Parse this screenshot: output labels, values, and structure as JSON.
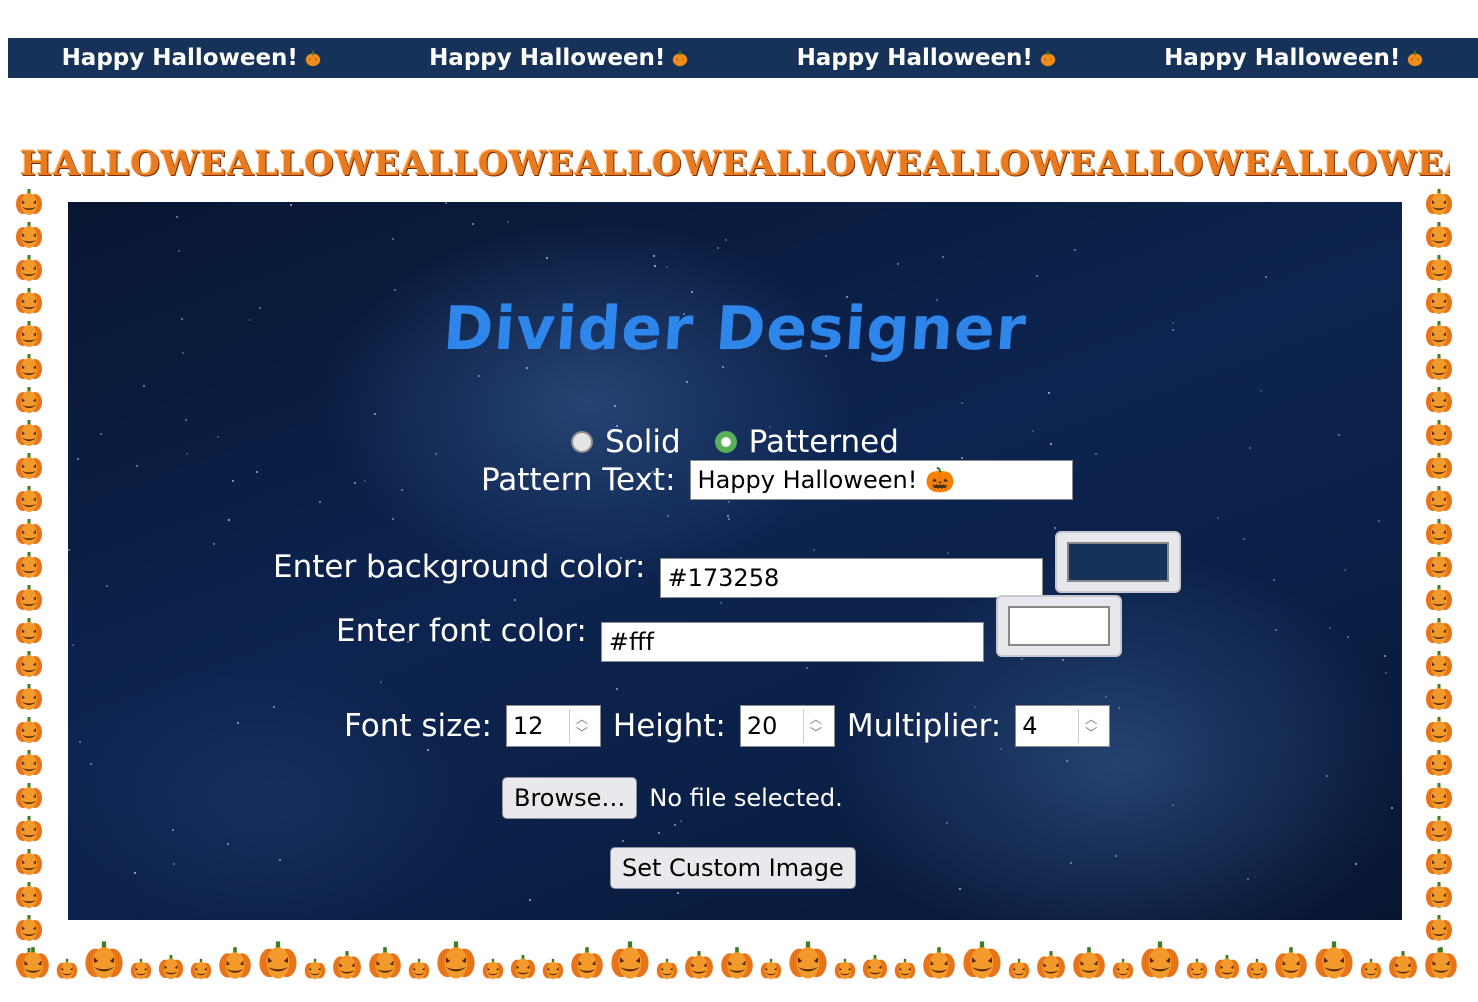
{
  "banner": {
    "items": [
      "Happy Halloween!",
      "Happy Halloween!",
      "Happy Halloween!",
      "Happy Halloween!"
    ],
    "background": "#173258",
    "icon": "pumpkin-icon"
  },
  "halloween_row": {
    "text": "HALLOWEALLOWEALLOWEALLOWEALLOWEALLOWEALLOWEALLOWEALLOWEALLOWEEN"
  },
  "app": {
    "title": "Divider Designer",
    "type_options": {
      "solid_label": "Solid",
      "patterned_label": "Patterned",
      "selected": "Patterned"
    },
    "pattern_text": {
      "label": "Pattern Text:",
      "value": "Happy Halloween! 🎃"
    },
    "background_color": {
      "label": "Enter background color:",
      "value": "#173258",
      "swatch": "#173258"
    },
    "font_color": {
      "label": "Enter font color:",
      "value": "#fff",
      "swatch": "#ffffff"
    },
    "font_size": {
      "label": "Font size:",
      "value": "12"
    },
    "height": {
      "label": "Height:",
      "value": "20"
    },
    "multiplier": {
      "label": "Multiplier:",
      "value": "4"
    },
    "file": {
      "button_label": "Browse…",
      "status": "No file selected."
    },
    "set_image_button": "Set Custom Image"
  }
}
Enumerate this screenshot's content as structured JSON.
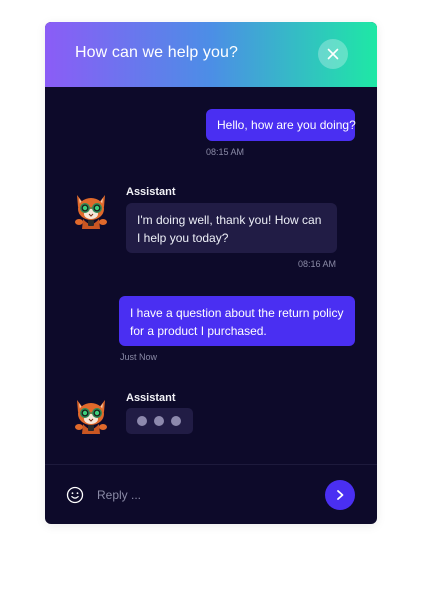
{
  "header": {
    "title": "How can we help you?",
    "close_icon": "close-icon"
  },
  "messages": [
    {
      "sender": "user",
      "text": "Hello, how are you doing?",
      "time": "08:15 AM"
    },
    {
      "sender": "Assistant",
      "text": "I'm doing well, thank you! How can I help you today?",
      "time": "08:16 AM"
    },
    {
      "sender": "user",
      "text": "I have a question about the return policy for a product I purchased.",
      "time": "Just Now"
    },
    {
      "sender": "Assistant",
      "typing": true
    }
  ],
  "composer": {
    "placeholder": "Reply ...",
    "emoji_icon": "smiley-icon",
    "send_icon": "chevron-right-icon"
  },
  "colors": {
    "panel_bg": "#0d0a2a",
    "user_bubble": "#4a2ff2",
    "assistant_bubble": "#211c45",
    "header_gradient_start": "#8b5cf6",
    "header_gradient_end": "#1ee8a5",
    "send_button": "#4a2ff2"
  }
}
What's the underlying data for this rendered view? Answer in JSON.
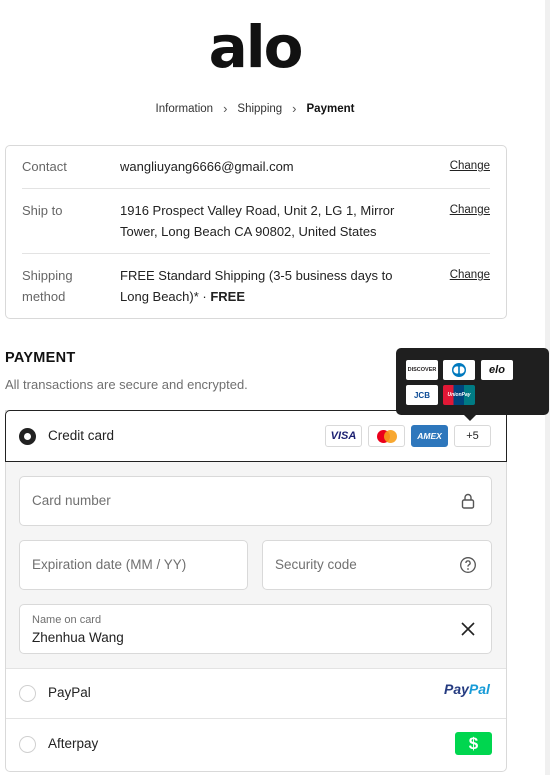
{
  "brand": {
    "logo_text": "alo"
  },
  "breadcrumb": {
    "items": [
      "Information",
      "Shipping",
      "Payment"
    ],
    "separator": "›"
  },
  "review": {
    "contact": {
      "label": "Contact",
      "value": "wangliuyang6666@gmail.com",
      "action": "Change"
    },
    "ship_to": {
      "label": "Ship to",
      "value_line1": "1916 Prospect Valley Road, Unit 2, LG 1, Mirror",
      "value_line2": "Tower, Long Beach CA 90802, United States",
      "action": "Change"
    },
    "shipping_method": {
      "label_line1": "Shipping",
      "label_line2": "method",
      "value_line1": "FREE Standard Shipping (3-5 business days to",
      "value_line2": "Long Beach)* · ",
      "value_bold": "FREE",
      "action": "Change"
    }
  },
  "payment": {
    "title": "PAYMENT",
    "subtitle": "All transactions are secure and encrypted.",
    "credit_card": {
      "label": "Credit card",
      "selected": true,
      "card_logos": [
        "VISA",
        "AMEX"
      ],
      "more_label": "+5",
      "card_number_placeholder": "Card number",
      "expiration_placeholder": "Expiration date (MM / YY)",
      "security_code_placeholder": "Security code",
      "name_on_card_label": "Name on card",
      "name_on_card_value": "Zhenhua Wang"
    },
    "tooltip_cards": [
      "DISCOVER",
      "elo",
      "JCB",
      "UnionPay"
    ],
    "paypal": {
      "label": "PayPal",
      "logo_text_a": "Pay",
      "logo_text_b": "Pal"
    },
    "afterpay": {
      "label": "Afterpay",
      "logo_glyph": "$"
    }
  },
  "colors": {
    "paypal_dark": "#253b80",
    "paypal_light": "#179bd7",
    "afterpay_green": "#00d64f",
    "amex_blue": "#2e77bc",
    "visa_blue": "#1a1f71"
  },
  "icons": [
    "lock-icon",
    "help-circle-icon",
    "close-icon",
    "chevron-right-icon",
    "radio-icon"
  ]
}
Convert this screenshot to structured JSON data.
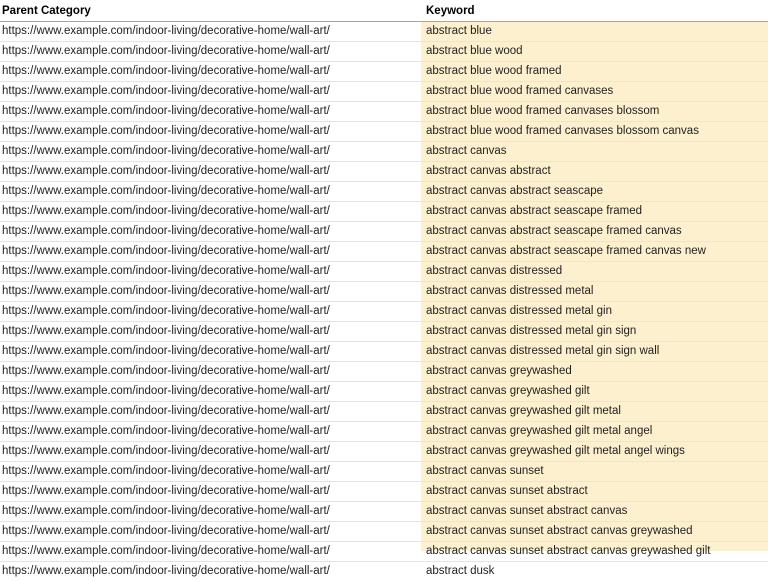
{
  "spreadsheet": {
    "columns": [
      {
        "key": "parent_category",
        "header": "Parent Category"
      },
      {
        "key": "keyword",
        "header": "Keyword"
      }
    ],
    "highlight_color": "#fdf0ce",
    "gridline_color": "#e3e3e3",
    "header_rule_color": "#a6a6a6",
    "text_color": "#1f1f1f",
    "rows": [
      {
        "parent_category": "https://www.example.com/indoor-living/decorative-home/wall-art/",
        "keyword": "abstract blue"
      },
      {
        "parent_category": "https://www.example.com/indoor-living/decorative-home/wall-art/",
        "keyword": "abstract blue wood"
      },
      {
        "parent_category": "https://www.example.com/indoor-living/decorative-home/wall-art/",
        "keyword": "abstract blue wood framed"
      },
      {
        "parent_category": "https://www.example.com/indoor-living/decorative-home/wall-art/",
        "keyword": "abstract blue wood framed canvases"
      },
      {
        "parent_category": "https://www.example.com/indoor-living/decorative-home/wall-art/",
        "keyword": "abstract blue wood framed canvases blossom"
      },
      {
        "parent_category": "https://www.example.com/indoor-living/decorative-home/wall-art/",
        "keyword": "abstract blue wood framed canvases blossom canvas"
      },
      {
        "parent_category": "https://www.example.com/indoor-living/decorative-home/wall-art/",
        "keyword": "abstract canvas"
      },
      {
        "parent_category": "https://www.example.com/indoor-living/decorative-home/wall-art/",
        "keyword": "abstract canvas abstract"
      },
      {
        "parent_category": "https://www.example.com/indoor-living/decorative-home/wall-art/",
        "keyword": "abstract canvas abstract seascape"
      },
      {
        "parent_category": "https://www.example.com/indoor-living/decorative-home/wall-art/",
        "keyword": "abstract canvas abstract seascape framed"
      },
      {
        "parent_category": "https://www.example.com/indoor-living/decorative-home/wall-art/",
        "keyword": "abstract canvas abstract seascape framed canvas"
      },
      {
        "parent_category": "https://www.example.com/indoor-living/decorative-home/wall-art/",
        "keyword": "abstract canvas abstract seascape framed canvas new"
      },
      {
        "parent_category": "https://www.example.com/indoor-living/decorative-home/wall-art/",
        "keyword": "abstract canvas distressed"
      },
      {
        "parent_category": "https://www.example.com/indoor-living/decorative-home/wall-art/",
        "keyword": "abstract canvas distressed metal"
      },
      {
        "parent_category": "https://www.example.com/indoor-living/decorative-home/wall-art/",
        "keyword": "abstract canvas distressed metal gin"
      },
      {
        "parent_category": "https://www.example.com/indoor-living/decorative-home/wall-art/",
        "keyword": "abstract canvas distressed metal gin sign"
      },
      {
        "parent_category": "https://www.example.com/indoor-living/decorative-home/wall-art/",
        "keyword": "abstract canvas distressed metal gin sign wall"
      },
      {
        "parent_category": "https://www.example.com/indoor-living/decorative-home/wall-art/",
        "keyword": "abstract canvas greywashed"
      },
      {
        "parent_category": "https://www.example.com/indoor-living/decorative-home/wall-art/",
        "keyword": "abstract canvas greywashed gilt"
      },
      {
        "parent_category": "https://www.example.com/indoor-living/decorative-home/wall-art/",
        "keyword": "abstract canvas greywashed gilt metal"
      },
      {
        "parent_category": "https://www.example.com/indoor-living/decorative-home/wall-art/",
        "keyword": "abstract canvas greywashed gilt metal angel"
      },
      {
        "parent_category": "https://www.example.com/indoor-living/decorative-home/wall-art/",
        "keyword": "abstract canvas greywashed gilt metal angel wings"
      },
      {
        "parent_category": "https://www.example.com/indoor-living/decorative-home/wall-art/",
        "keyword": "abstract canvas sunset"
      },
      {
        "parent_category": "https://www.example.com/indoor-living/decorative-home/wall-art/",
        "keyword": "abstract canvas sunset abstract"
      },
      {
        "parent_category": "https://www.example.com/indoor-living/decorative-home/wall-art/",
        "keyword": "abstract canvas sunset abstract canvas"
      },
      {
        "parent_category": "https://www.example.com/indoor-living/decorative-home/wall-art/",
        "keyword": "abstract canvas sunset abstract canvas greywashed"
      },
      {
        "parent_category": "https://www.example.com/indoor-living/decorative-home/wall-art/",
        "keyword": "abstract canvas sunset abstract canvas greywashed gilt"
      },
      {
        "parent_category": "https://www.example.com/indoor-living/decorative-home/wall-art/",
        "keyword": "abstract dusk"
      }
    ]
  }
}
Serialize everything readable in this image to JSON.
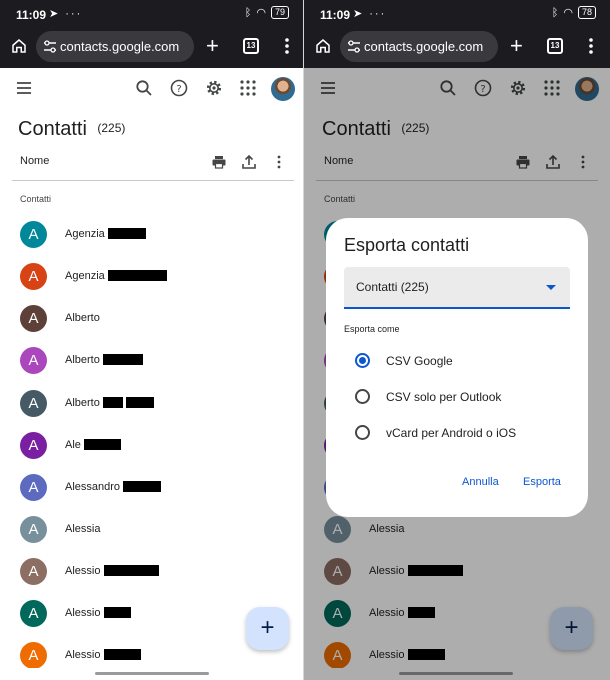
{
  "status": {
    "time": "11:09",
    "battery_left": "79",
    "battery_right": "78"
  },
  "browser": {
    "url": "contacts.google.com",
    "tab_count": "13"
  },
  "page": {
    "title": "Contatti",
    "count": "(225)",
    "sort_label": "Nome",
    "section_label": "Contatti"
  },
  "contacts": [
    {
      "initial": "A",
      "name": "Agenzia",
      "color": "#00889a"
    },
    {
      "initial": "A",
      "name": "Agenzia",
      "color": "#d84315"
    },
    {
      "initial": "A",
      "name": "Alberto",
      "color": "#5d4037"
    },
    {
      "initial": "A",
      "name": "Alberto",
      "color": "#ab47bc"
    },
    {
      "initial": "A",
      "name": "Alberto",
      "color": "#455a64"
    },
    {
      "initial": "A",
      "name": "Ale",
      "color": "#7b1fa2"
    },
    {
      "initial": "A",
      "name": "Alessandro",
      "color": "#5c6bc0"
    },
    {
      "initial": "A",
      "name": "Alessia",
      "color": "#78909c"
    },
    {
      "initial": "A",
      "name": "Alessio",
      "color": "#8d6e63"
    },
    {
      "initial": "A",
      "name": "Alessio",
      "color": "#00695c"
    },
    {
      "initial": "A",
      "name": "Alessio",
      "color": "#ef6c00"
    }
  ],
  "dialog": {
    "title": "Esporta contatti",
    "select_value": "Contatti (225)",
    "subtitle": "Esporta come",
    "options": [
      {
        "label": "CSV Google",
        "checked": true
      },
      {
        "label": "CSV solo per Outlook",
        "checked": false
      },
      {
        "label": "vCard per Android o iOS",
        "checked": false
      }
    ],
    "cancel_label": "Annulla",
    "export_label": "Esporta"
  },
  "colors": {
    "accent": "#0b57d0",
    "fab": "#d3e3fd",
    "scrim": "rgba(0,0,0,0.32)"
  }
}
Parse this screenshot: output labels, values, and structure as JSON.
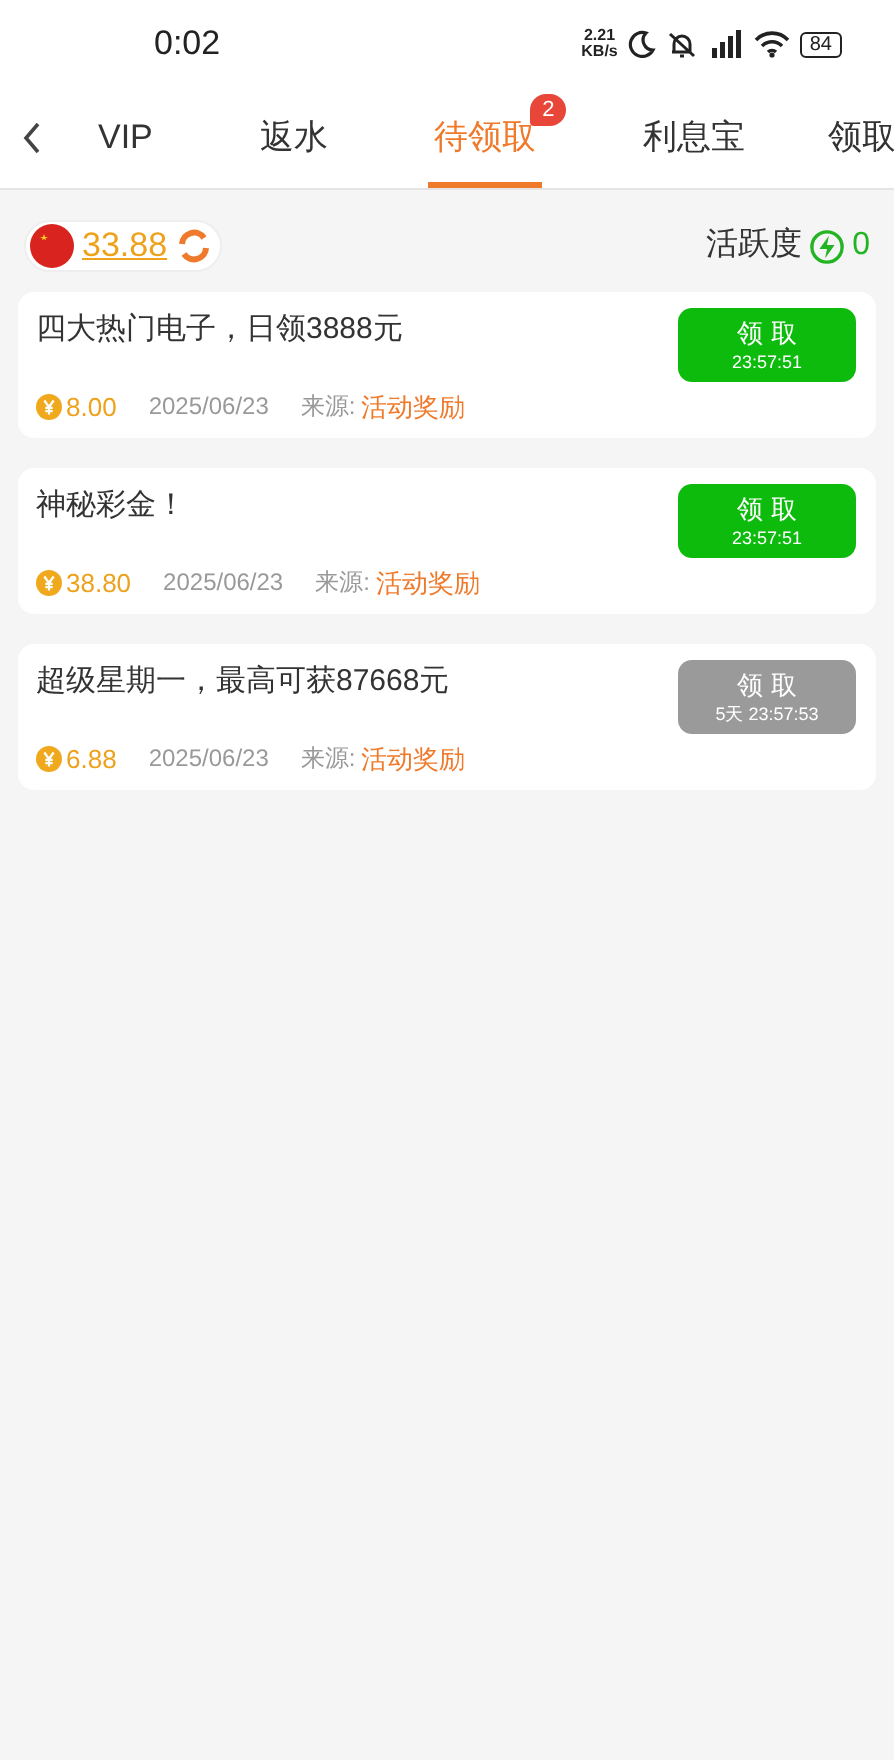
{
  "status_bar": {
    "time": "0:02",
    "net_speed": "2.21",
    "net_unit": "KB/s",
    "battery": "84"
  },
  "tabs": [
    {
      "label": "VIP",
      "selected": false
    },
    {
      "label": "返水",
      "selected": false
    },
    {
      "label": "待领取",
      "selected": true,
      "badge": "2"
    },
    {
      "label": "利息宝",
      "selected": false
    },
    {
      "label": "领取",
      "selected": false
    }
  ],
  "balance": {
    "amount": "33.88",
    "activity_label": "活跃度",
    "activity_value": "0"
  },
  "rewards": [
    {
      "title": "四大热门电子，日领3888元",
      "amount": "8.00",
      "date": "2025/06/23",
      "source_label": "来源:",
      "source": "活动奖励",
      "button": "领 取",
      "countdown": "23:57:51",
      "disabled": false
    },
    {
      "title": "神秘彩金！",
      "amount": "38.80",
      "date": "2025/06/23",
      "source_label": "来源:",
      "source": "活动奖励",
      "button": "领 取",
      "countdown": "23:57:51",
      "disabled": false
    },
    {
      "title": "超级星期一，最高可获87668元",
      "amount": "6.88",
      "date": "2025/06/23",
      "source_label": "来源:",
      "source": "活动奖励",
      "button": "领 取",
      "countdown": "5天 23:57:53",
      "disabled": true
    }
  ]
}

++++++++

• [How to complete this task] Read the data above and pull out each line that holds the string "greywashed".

• [Response to the task]
        "keyword": "abstract canvas greywashed"
        "keyword": "abstract canvas greywashed gilt"
        "keyword": "abstract canvas greywashed gilt metal"
        "keyword": "abstract canvas greywashed gilt metal angel"
        "keyword": "abstract canvas greywashed gilt metal angel wings"
        "keyword": "abstract canvas sunset abstract canvas greywashed"
        "keyword": "abstract canvas sunset abstract canvas greywashed gilt"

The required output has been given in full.